Are brown snakes in North Carolina poisonous?
Though there are three dozen species of snakes found in North Carolina, only six are venomous and dangerous to humans. If you see a small, brown snake, you can tell if it’s dangerous by checking the tail. Juvenile copperheads have distinctive yellow or lime-green tips on their tails.
What is a brown snake in North Carolina?
Description: Brown snakes are usually light brown in color, but may be rather gray or reddish brown. The brown snake typically has a pale stripe running down the middle of its back and has a row of small dark spots on its sides. The belly is whitish and often has black spots along its edges.
How do you identify a baby brown snake?
Hatchlings have a prominent dark patch on the top of the head and across the nape, and some hatchlings also have dark bands down the entire length of the body. These markings fade as they mature, however in some populations the bands are retained into adulthood.
What does a baby Copperhead look like in North Carolina?
In order to identify baby copperheads, look out for bright yellow or green lines on their tails. Baby copperheads typically have this mark for the first year of their lives. Their coloring is typically light brown or reddish, and some younger snakes can look dark gray.

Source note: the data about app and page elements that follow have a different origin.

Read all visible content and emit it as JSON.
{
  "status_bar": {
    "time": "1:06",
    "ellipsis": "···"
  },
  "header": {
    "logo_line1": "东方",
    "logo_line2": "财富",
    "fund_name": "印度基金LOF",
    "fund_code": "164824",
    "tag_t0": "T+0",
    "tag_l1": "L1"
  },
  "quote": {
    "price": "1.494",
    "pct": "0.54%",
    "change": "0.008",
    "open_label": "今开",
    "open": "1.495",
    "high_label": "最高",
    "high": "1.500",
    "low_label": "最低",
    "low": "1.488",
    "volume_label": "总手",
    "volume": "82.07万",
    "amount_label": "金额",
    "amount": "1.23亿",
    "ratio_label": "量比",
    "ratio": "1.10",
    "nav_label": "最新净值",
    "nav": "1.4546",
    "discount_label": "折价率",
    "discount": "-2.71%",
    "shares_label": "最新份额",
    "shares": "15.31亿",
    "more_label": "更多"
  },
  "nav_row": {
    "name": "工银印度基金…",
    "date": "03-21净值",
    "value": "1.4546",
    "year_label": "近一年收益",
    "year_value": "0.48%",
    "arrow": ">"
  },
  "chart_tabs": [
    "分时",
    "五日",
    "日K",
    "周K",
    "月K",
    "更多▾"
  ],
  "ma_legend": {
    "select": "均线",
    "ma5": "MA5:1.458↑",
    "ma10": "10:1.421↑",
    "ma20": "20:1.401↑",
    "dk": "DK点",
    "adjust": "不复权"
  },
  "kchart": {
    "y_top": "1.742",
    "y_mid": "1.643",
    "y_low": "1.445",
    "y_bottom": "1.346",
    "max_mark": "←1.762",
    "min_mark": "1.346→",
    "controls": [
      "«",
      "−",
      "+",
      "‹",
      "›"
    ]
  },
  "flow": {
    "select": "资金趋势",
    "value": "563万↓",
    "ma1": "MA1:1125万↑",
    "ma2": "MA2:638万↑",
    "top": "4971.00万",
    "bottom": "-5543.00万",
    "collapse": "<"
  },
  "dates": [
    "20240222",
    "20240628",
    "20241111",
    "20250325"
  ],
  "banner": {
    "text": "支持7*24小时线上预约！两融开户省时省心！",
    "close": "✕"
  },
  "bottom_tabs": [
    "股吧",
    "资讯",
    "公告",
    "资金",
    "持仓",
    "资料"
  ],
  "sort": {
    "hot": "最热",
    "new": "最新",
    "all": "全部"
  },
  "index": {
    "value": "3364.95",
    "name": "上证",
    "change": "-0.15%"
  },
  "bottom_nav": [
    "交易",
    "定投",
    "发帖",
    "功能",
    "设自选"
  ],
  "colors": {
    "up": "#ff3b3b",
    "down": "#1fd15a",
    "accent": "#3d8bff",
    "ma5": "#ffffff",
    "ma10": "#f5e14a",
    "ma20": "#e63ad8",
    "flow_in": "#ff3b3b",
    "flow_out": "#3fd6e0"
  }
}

How do you get rid of brown snakes?
So what does actually work?
- Remove shelter like piles of rubble, building materials and rock walls;

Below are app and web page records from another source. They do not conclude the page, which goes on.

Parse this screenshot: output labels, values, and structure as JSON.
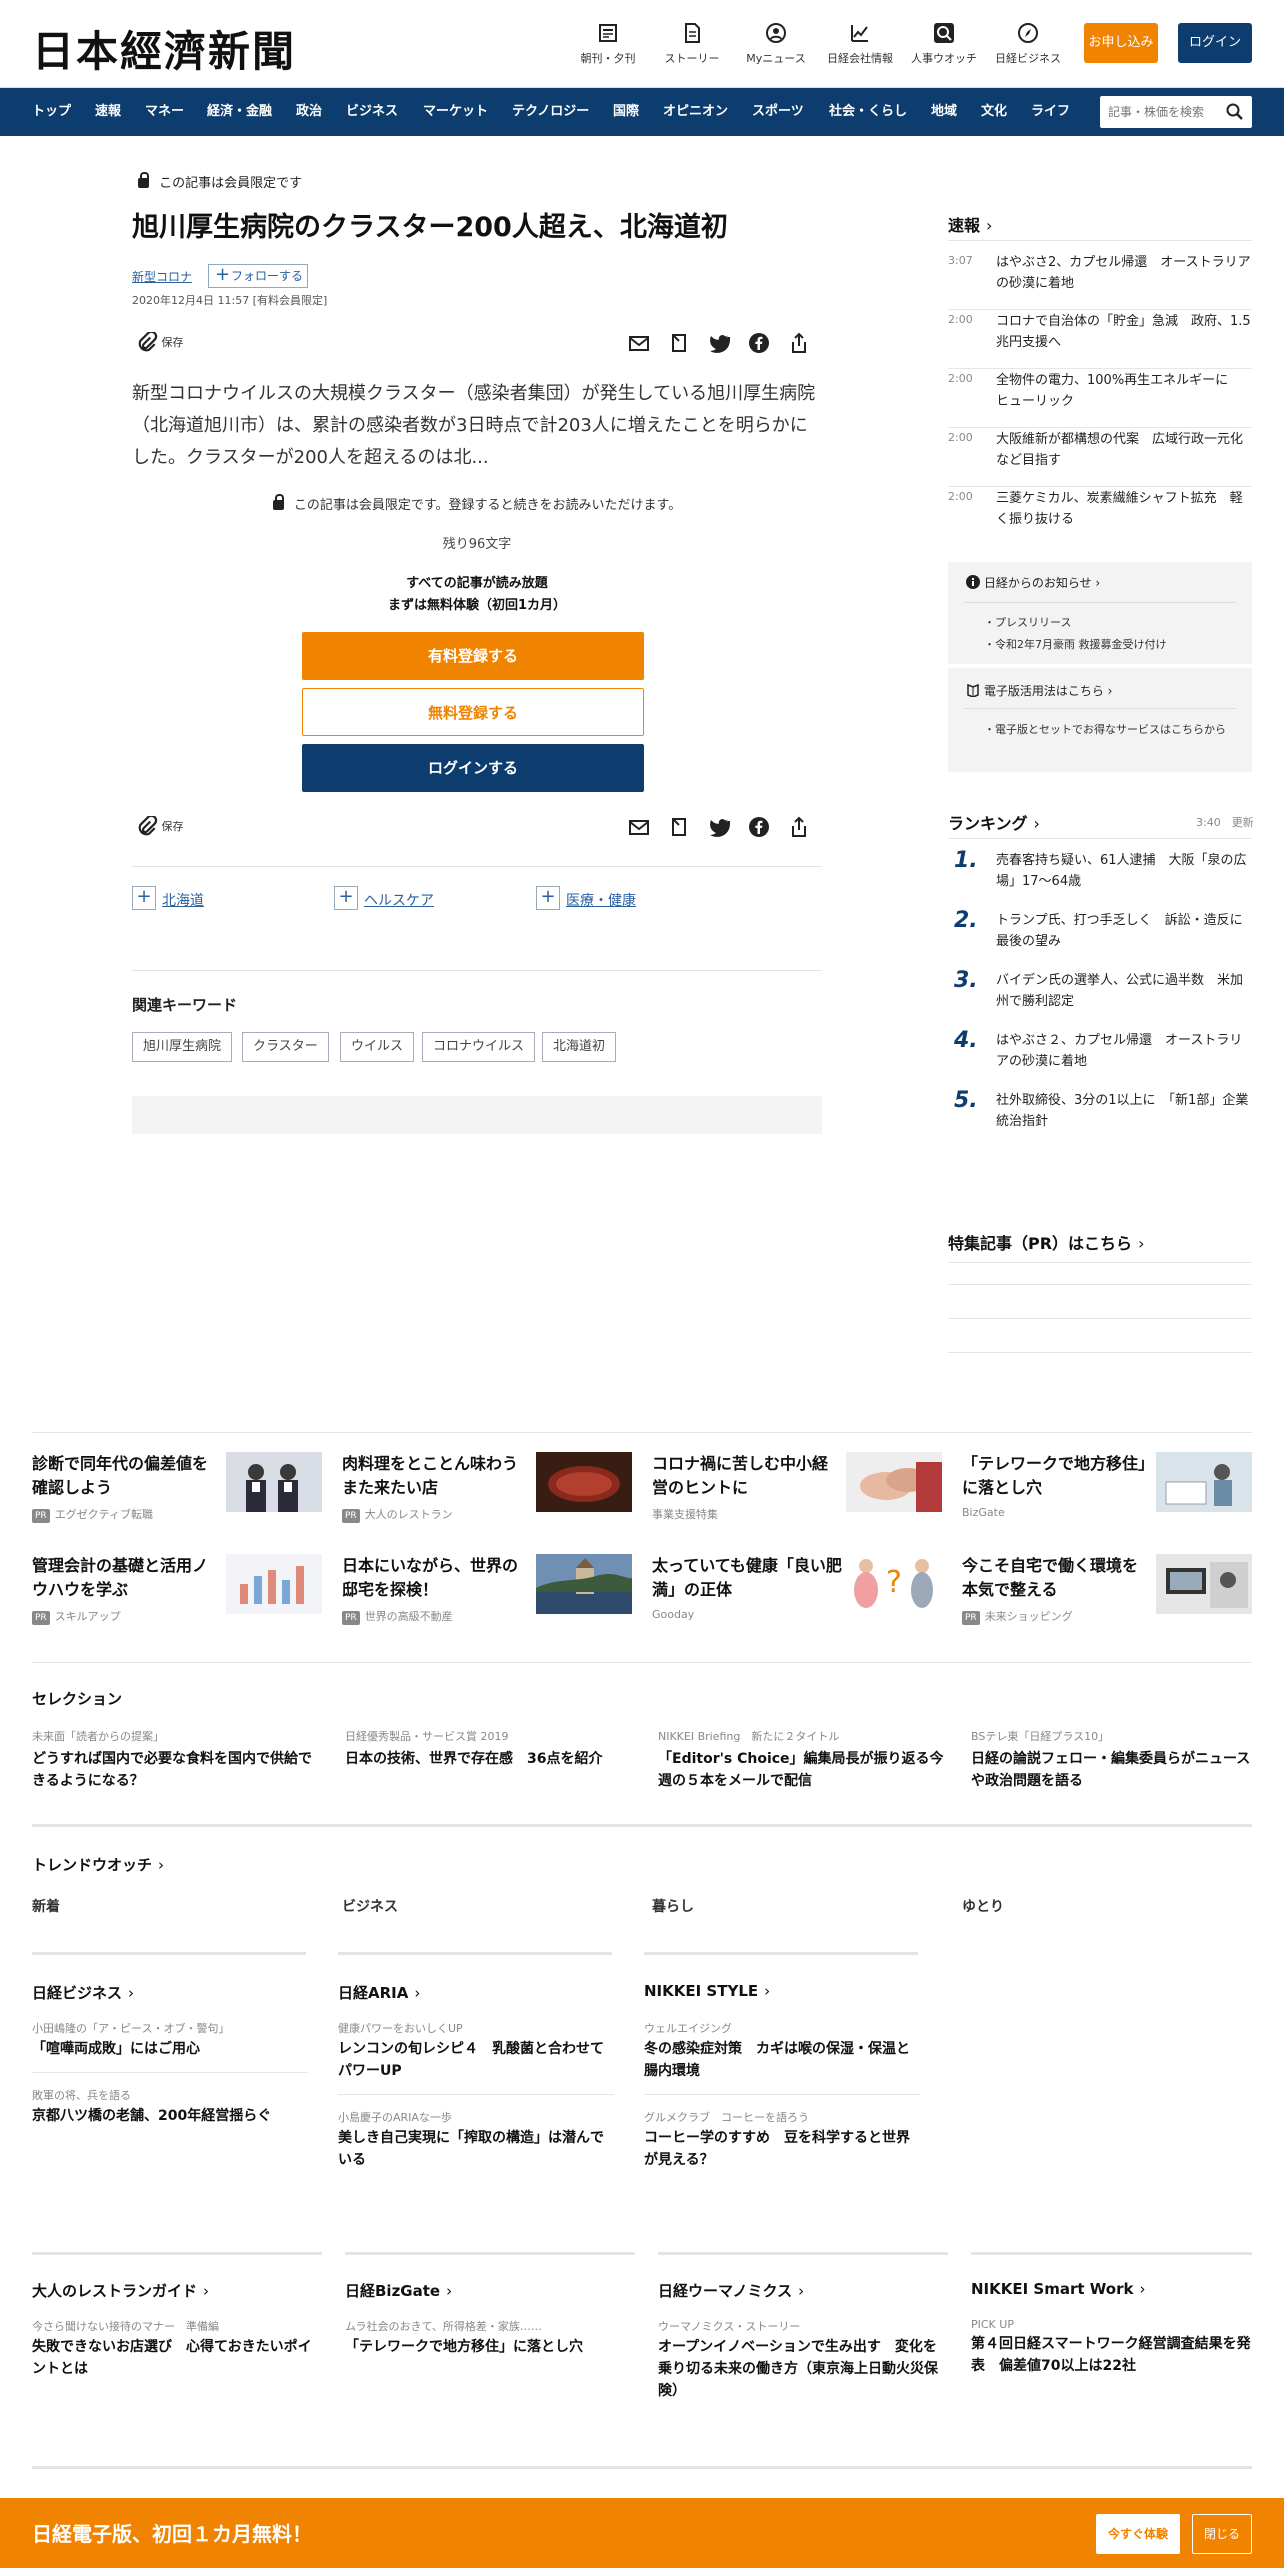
{
  "header": {
    "logo": "日本經濟新聞",
    "icons": [
      {
        "label": "朝刊・夕刊",
        "icon": "newspaper-icon"
      },
      {
        "label": "ストーリー",
        "icon": "document-icon"
      },
      {
        "label": "Myニュース",
        "icon": "person-icon"
      },
      {
        "label": "日経会社情報",
        "icon": "chart-icon"
      },
      {
        "label": "人事ウオッチ",
        "icon": "magnifier-icon"
      },
      {
        "label": "日経ビジネス",
        "icon": "compass-icon"
      }
    ],
    "subscribe_label": "お申し込み",
    "login_label": "ログイン"
  },
  "nav": {
    "items": [
      "トップ",
      "速報",
      "マネー",
      "経済・金融",
      "政治",
      "ビジネス",
      "マーケット",
      "テクノロジー",
      "国際",
      "オピニオン",
      "スポーツ",
      "社会・くらし",
      "地域",
      "文化",
      "ライフ"
    ],
    "search_placeholder": "記事・株価を検索"
  },
  "article": {
    "members_only": "この記事は会員限定です",
    "title": "旭川厚生病院のクラスター200人超え、北海道初",
    "tag": "新型コロナ",
    "follow_label": "フォローする",
    "date": "2020年12月4日 11:57 [有料会員限定]",
    "save_label": "保存",
    "body": "新型コロナウイルスの大規模クラスター（感染者集団）が発生している旭川厚生病院（北海道旭川市）は、累計の感染者数が3日時点で計203人に増えたことを明らかにした。クラスターが200人を超えるのは北...",
    "paywall_notice": "この記事は会員限定です。登録すると続きをお読みいただけます。",
    "remaining": "残り96文字",
    "offer_line1": "すべての記事が読み放題",
    "offer_line2": "まずは無料体験（初回1カ月）",
    "paid_register": "有料登録する",
    "free_register": "無料登録する",
    "login": "ログインする",
    "topics": [
      "北海道",
      "ヘルスケア",
      "医療・健康"
    ],
    "keywords_heading": "関連キーワード",
    "keywords": [
      "旭川厚生病院",
      "クラスター",
      "ウイルス",
      "コロナウイルス",
      "北海道初"
    ]
  },
  "sidebar": {
    "sokuho_heading": "速報",
    "sokuho": [
      {
        "time": "3:07",
        "title": "はやぶさ2、カプセル帰還　オーストラリアの砂漠に着地"
      },
      {
        "time": "2:00",
        "title": "コロナで自治体の「貯金」急減　政府、1.5兆円支援へ"
      },
      {
        "time": "2:00",
        "title": "全物件の電力、100%再生エネルギーに　ヒューリック"
      },
      {
        "time": "2:00",
        "title": "大阪維新が都構想の代案　広域行政一元化など目指す"
      },
      {
        "time": "2:00",
        "title": "三菱ケミカル、炭素繊維シャフト拡充　軽く振り抜ける"
      }
    ],
    "notice_heading": "日経からのお知らせ",
    "notice_items": [
      "プレスリリース",
      "令和2年7月豪雨 救援募金受け付け"
    ],
    "digital_heading": "電子版活用法はこちら",
    "digital_items": [
      "電子版とセットでお得なサービスはこちらから"
    ],
    "ranking_heading": "ランキング",
    "ranking_time": "3:40",
    "ranking_update": "更新",
    "ranking": [
      {
        "rank": "1.",
        "title": "売春客持ち疑い、61人逮捕　大阪「泉の広場」17～64歳"
      },
      {
        "rank": "2.",
        "title": "トランプ氏、打つ手乏しく　訴訟・造反に最後の望み"
      },
      {
        "rank": "3.",
        "title": "バイデン氏の選挙人、公式に過半数　米加州で勝利認定"
      },
      {
        "rank": "4.",
        "title": "はやぶさ２、カプセル帰還　オーストラリアの砂漠に着地"
      },
      {
        "rank": "5.",
        "title": "社外取締役、3分の1以上に　「新1部」企業統治指針"
      }
    ],
    "pr_heading": "特集記事（PR）はこちら"
  },
  "ads": [
    {
      "title": "診断で同年代の偏差値を確認しよう",
      "source": "エグゼクティブ転職",
      "pr": true
    },
    {
      "title": "肉料理をとことん味わう　また来たい店",
      "source": "大人のレストラン",
      "pr": true
    },
    {
      "title": "コロナ禍に苦しむ中小経営のヒントに",
      "source": "事業支援特集",
      "pr": false
    },
    {
      "title": "「テレワークで地方移住」に落とし穴",
      "source": "BizGate",
      "pr": false
    },
    {
      "title": "管理会計の基礎と活用ノウハウを学ぶ",
      "source": "スキルアップ",
      "pr": true
    },
    {
      "title": "日本にいながら、世界の邸宅を探検！",
      "source": "世界の高級不動産",
      "pr": true
    },
    {
      "title": "太っていても健康「良い肥満」の正体",
      "source": "Gooday",
      "pr": false
    },
    {
      "title": "今こそ自宅で働く環境を本気で整える",
      "source": "未来ショッピング",
      "pr": true
    }
  ],
  "selection": {
    "heading": "セレクション",
    "items": [
      {
        "kicker": "未来面「読者からの提案」",
        "title": "どうすれば国内で必要な食料を国内で供給できるようになる？"
      },
      {
        "kicker": "日経優秀製品・サービス賞 2019",
        "title": "日本の技術、世界で存在感　36点を紹介"
      },
      {
        "kicker": "NIKKEI Briefing　新たに２タイトル",
        "title": "「Editor's Choice」編集局長が振り返る今週の５本をメールで配信"
      },
      {
        "kicker": "BSテレ東「日経プラス10」",
        "title": "日経の論説フェロー・編集委員らがニュースや政治問題を語る"
      }
    ]
  },
  "trend": {
    "heading": "トレンドウオッチ",
    "tabs": [
      "新着",
      "ビジネス",
      "暮らし",
      "ゆとり"
    ]
  },
  "media": [
    {
      "heading": "日経ビジネス",
      "items": [
        {
          "kicker": "小田嶋隆の「ア・ピース・オブ・警句」",
          "title": "「喧嘩両成敗」にはご用心"
        },
        {
          "kicker": "敗軍の将、兵を語る",
          "title": "京都八ツ橋の老舗、200年経営揺らぐ"
        }
      ]
    },
    {
      "heading": "日経ARIA",
      "items": [
        {
          "kicker": "健康パワーをおいしくUP",
          "title": "レンコンの旬レシピ４　乳酸菌と合わせてパワーUP"
        },
        {
          "kicker": "小島慶子のARIAな一歩",
          "title": "美しき自己実現に「搾取の構造」は潜んでいる"
        }
      ]
    },
    {
      "heading": "NIKKEI STYLE",
      "items": [
        {
          "kicker": "ウェルエイジング",
          "title": "冬の感染症対策　カギは喉の保湿・保温と腸内環境"
        },
        {
          "kicker": "グルメクラブ　コーヒーを語ろう",
          "title": "コーヒー学のすすめ　豆を科学すると世界が見える？"
        }
      ]
    }
  ],
  "media2": [
    {
      "heading": "大人のレストランガイド",
      "kicker": "今さら聞けない接待のマナー　準備編",
      "title": "失敗できないお店選び　心得ておきたいポイントとは"
    },
    {
      "heading": "日経BizGate",
      "kicker": "ムラ社会のおきて、所得格差・家族……",
      "title": "「テレワークで地方移住」に落とし穴"
    },
    {
      "heading": "日経ウーマノミクス",
      "kicker": "ウーマノミクス・ストーリー",
      "title": "オープンイノベーションで生み出す　変化を乗り切る未来の働き方（東京海上日動火災保険）"
    },
    {
      "heading": "NIKKEI Smart Work",
      "kicker": "PICK UP",
      "title": "第４回日経スマートワーク経営調査結果を発表　偏差値70以上は22社"
    }
  ],
  "footer": {
    "promo": "日経電子版、初回１カ月無料！",
    "try_label": "今すぐ体験",
    "close_label": "閉じる"
  },
  "colors": {
    "navy": "#0d3c6e",
    "orange": "#f08300",
    "link": "#2a5f9e"
  }
}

- Keep grass short;
- Create a clearing around the house;
- Plant native trees that attract snake-eating birds like kookaburras;

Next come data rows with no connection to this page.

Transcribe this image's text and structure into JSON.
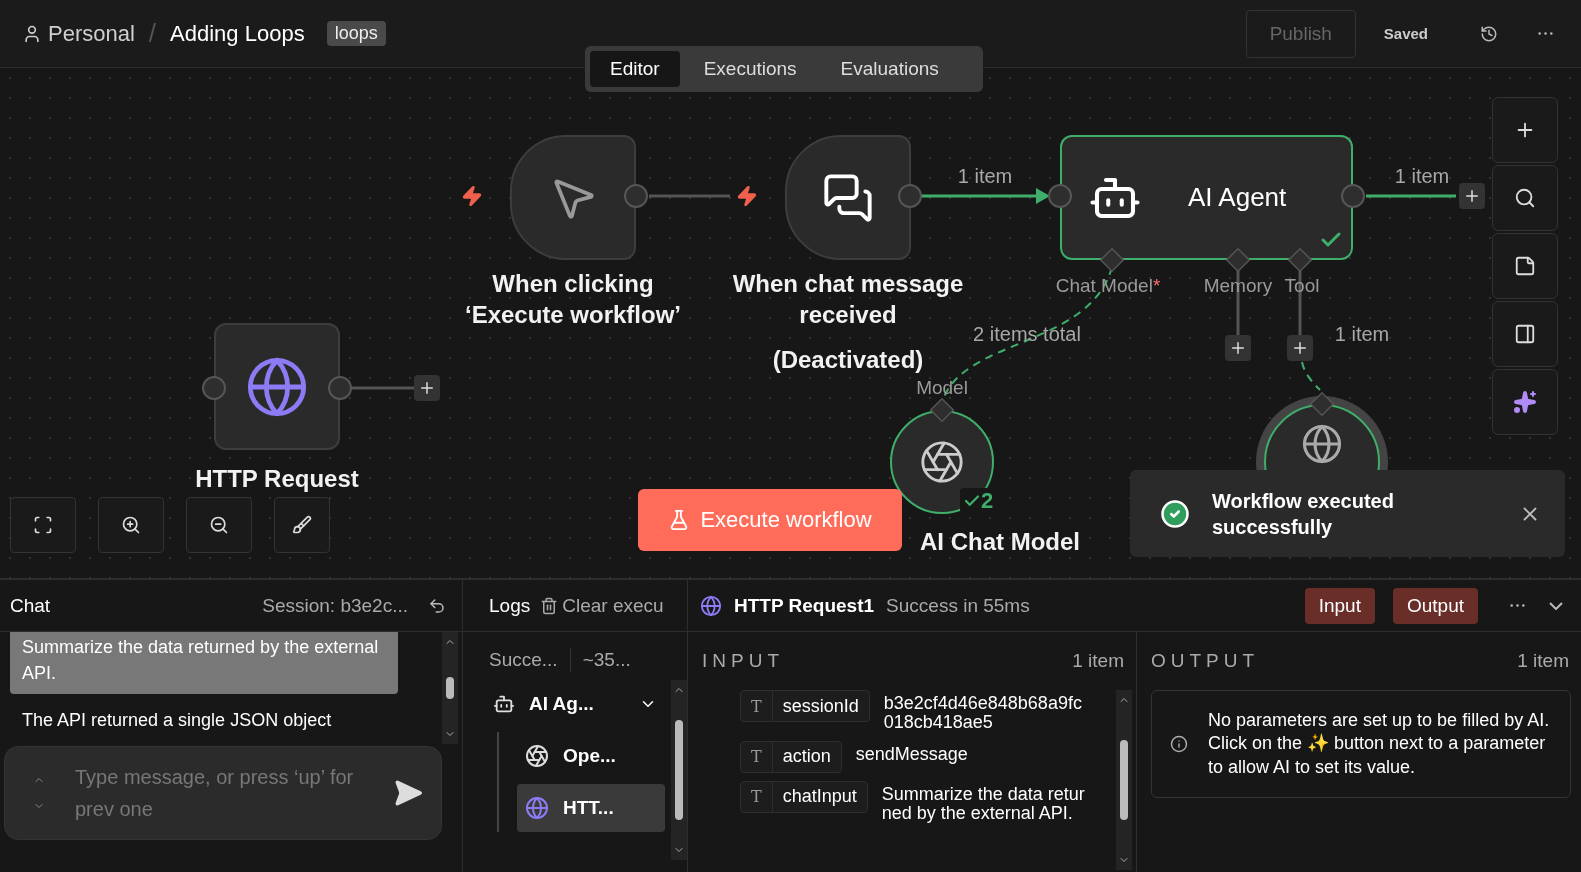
{
  "header": {
    "project": "Personal",
    "separator": "/",
    "workflow": "Adding Loops",
    "tag": "loops",
    "publish": {
      "label": "Publish",
      "disabled": true
    },
    "status": "Saved"
  },
  "view_tabs": [
    {
      "label": "Editor",
      "selected": true
    },
    {
      "label": "Executions",
      "selected": false
    },
    {
      "label": "Evaluations",
      "selected": false
    }
  ],
  "canvas": {
    "nodes": [
      {
        "kind": "manual",
        "title": "When clicking ‘Execute workflow’",
        "success": false
      },
      {
        "kind": "chat",
        "title": "When chat message received",
        "status_label": "(Deactivated)",
        "success": false
      },
      {
        "kind": "agent",
        "title": "AI Agent",
        "success": true,
        "inputs": [
          {
            "label": "Chat Model",
            "required_mark": "*"
          },
          {
            "label": "Memory"
          },
          {
            "label": "Tool"
          }
        ]
      },
      {
        "kind": "http",
        "title": "HTTP Request",
        "success": false
      },
      {
        "kind": "model",
        "title": "AI Chat Model",
        "input_label": "Model",
        "success": true,
        "run_count": "2"
      },
      {
        "kind": "tool",
        "success": true
      }
    ],
    "edges": [
      {
        "kind": "main",
        "success": false
      },
      {
        "kind": "main",
        "success": true,
        "label": "1 item"
      },
      {
        "kind": "main",
        "success": true,
        "label": "1 item"
      },
      {
        "kind": "ai",
        "success": true,
        "label": "2 items total"
      },
      {
        "kind": "ai",
        "success": true,
        "label": "1 item"
      }
    ],
    "execute_button": "Execute workflow",
    "toast": {
      "message": "Workflow executed successfully"
    }
  },
  "chat": {
    "title": "Chat",
    "session": "Session: b3e2c...",
    "messages": [
      {
        "kind": "user",
        "text": "Summarize the data returned by the external API."
      },
      {
        "kind": "bot",
        "text": "The API returned a single JSON object"
      }
    ],
    "placeholder": "Type message, or press ‘up’ for prev one"
  },
  "logs": {
    "title": "Logs",
    "clear": "Clear execu",
    "status": "Succe...",
    "duration": "~35...",
    "entries": [
      {
        "kind": "agent",
        "label": "AI Ag...",
        "expanded": true,
        "selected": false,
        "children": [
          {
            "kind": "model",
            "label": "Ope...",
            "selected": false
          },
          {
            "kind": "http",
            "label": "HTT...",
            "selected": true
          }
        ]
      }
    ]
  },
  "detail": {
    "node": "HTTP Request1",
    "status": "Success in 55ms",
    "buttons": [
      "Input",
      "Output"
    ],
    "input": {
      "title": "INPUT",
      "count": "1 item",
      "fields": [
        {
          "type": "T",
          "key": "sessionId",
          "value": "b3e2cf4d46e848b68a9fc018cb418ae5"
        },
        {
          "type": "T",
          "key": "action",
          "value": "sendMessage"
        },
        {
          "type": "T",
          "key": "chatInput",
          "value": "Summarize the data returned by the external API."
        }
      ]
    },
    "output": {
      "title": "OUTPUT",
      "count": "1 item",
      "notice": "No parameters are set up to be filled by AI. Click on the ✨ button next to a parameter to allow AI to set its value."
    }
  }
}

- Get rid of rodents;
- Remove water sources like ponds and bromeliads;
Are brown snakes good to have around?
Brown snakes eat food that is easily accessible both underground and out in the open. They are prime predators of slugs, snails and earthworms and play an important role in controlling the population of those animals.
Are snakes a problem in North Carolina?
Snakes are an important part of the ecosystem and help control the rodent, slug and insect populations. Unfortunately, some of the state’s 38 native snake species are in decline and are listed as threatened in North Carolina. One example of a native threatened snake species is the northern pine snake.
Why do baby snakes come in the house?
Snakes enter a building because they’re lured in by dark, damp, cool areas or in search of small animals, like rats and mice, for food. During cold months, snakes often try to enter crawl spaces, cellars, sheds and basements. Once a snake is inside, it can be difficult to find.
What time of year are snakes most active?
When is snake season? The rule of thumb in North America is that snakes are most active from April to October and hibernate during the cold months outside of that range.
What are the most common snakes in North Carolina?
The most common snake in North Carolina very likely is the eastern worm snake. The largest one recorded from the state was 330 mm (13 inches). It is usually seen when dug up or uncovered while moving objects such as logs or mulch.
How deadly is a brown snake?
Brown snakes, which can grow to seven feet, can be quick and aggressive if threatened, while their venom contains neurotoxins and forces the blood to clot heavily. They are responsible for more than half of Australian snake bites. If left untreated a bite can cause paralysis, renal failure, cardiac arrest and death.
What snakes are native to NC?
Timber rattlesnakes are native to both North Carolina and South Carolina. Coral snakes are native to South Carolina. Often confused with the harmless king snake, you can always identify a coral snake with this rhyme: “Red touches yellow, kill a fellow. Red touches black, venom lack.”.
What snakes live in North Carolina?
The pit viper snakes of North Carolina are the copperhead (Agkistrodon contortrix), cottonmouth (Agkistrodon piscivorous), eastern diamondback rattlesnake (Crotalus adamanteus), timber rattlesnake (Crotalus horridus) and pygmy rattlesnake (Sistrurus millarius).